6. Agamben, “Form-of-life,” 4.↑
7. See Carlo Salzani, “COVID-19 and State of Exception: Medicine, Politics, and the Epidemic State,” dePICTions 1 (2021) [19 October 2021].↑
8. Giorgio Agamben, Homo Sacer: Sovereign Power and Bare Life, translated by Daniel Heller-Roazen, Stanford: Stanford University Press, 1998.↑
9. Agamben, “Form-of-life,” 8.↑
10. Hannah Arendt, “What is Freedom?,” Between Past and Future: Six Exercises in Political Thought, London: Penguin, 2006, 142-170.↑
11. See, for instance, Simon During, “The Right-Wing Medievalist Who Refused the Loyalty Oath: On Ernst Kantorowicz, academic freedom, and ‘the secret university’,” The Chronicle of Higher Education, 20 November 2020 [19 October 2021].↑
12. Agamben, “Form-of-life,” 9.↑
13. Iain MacKenzie, “What’s the Point of Critique, Today?,” dePICTions 1 (2021) [19 October 2021].↑
14. Michel Foucault, Power: The Essential Works of Michel Foucault 1954-1984, edited by James D. Faubion, translated by Robert Hurley, London: Penguin, 2019.↑

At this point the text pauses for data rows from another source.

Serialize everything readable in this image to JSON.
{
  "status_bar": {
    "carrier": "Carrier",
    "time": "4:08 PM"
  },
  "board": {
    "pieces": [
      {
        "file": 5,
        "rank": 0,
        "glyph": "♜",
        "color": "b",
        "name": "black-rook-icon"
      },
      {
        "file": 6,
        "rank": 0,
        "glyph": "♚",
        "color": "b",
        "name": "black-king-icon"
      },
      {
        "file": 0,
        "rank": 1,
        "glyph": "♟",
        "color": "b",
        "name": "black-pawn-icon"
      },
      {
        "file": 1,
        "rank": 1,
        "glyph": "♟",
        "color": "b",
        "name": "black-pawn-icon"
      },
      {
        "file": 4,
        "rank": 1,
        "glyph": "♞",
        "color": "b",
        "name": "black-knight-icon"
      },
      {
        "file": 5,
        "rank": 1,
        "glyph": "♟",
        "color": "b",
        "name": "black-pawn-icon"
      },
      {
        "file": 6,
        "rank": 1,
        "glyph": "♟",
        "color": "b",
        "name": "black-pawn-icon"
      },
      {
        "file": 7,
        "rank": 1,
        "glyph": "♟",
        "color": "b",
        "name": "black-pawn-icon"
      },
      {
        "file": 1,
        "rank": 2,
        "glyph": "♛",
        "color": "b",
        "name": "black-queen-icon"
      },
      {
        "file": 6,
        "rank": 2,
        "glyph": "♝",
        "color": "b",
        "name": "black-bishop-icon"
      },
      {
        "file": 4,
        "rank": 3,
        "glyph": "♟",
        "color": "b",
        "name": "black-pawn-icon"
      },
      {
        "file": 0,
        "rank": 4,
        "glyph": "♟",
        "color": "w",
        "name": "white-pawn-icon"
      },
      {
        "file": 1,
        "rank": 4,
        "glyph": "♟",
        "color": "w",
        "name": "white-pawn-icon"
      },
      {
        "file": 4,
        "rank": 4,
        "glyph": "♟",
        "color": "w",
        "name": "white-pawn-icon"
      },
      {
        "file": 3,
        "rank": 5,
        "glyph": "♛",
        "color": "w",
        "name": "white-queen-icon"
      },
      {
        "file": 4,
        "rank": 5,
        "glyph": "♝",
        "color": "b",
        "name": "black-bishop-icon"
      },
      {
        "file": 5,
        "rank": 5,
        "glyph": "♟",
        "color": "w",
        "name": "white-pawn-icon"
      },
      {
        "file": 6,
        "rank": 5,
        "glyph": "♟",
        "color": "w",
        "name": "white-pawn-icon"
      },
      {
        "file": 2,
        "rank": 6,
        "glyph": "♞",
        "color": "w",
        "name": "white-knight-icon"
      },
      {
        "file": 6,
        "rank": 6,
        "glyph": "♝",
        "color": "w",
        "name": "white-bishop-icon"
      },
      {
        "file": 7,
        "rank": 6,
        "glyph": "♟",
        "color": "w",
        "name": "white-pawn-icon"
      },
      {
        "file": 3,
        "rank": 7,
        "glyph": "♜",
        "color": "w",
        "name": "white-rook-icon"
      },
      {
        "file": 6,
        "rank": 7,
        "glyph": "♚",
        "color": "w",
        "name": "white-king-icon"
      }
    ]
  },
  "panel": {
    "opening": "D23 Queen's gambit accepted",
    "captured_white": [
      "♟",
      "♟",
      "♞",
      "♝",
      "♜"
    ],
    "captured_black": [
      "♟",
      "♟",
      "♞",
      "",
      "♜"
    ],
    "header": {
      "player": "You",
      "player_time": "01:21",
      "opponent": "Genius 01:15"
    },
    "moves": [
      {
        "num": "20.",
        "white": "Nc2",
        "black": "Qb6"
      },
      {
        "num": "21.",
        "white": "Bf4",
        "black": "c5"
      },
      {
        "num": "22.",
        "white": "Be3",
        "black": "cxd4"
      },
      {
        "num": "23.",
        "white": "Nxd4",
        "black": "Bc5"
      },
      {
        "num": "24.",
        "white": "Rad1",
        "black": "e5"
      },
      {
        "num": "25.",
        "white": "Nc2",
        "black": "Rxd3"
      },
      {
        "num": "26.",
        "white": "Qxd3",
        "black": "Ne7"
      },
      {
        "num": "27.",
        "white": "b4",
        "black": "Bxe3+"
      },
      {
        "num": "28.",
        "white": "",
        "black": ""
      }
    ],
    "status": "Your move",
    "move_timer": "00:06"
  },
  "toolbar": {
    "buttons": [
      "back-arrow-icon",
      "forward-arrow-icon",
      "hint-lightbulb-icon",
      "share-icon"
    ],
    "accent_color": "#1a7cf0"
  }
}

15. Michel Foucault, The Courage of Truth (The Government of Self and Others II): Lectures at the Collège de France, 1983-1984, edited by Frédéric Gros, translated by Graham Burchell, New York: Palgrave Macmillan, 2011.↑
16. Michel Foucault, The Government of Self and Others: Lectures at the Collège de France, 1982-1983, edited by Arnold I. Davidson, translated by Graham Burchell, New York: Palgrave Macmillan, 2010.↑
17. Friedrich Hölderlin, “Patmos,” Harper’s Magazine, translated by Scott Horton, 16 July 2007 [19 October 2021].↑